At the hearing, the prosecutor played the recordings of the telephone conversations, made by The Hague investigator in Bosnia-Hercegovina, after Agnes approached him in May this year whilst seeking security.
In one of the recorded telephone conversations Agnes tells him that he needs money, and Avramovic apparently replies: "I'll send you." (Serbo-Croat: "Poslat cu ti".) Avramovic, however, claims that Agnes mentioned money for the first time on that occasion, and that he replied to him: "I'll call you." (Serbo-Croat: "Pozvat cu te".)
In the second recording Agnes asks Avramovic's colleague, Igor Pantelic, about the beginning of the 'programme', which Agnes said referred to the testimony 'practice' sessions. But Pantelic said that he was not referring to "any programme related to the trial of Simic" and said that though he replied, as taped, that it was starting "some time in November," in reality he did not know what programme Agnes was talking about.
The defence concluded its closing submission by claiming that the prosecutor had not backed up her key witness's allegations with credible evidence, and stressed that Agnes was not regarded as a potential defence witness in Simic's defence at any time.
"You cannot convict anybody on these charges (of contempt of court) unless you are sure Agnes was a potential witness", Haynes concluded.
The highest sentence applicable for contempt of the court is a fine of 200,000 Dutch guilders and/or seven years imprisonment.
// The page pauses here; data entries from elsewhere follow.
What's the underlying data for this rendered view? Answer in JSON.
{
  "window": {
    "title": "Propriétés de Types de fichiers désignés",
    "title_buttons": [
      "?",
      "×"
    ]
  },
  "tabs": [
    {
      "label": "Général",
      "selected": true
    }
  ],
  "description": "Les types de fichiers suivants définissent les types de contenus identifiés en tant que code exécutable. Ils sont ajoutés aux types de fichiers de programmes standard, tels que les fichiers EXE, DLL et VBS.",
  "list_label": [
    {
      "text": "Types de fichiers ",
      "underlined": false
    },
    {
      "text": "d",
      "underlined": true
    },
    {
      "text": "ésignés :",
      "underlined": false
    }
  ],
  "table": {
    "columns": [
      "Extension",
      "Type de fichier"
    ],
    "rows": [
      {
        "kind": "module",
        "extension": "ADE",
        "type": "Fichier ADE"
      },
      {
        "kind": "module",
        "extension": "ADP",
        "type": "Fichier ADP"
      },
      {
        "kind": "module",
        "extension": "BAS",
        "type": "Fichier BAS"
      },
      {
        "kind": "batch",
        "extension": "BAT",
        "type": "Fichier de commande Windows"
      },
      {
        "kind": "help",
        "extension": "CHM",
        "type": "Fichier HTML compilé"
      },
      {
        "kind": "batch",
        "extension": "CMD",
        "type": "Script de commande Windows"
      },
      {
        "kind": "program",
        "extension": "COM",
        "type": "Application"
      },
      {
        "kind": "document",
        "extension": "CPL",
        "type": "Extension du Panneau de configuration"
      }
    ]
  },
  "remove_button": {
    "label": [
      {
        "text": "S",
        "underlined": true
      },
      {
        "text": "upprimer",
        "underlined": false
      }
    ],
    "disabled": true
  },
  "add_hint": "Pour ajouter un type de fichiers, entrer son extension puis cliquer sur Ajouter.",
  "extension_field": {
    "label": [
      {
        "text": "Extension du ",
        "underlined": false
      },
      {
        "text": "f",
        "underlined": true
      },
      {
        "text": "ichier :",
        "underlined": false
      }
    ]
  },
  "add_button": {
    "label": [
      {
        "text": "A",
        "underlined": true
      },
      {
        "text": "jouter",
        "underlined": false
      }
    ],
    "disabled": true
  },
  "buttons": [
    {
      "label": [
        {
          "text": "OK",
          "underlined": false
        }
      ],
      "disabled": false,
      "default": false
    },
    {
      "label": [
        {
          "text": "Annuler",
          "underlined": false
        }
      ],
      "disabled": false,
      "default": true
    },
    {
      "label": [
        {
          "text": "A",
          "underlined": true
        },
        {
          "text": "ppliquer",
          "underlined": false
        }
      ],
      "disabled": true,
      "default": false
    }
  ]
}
The Trial Chamber has now adjourned to consider its decision.
- Europe & Eurasia
- Latin America
- Middle East & North Africa
- Focus Pages
- Training & Resources
- Print Publications
- IWPR Spotlight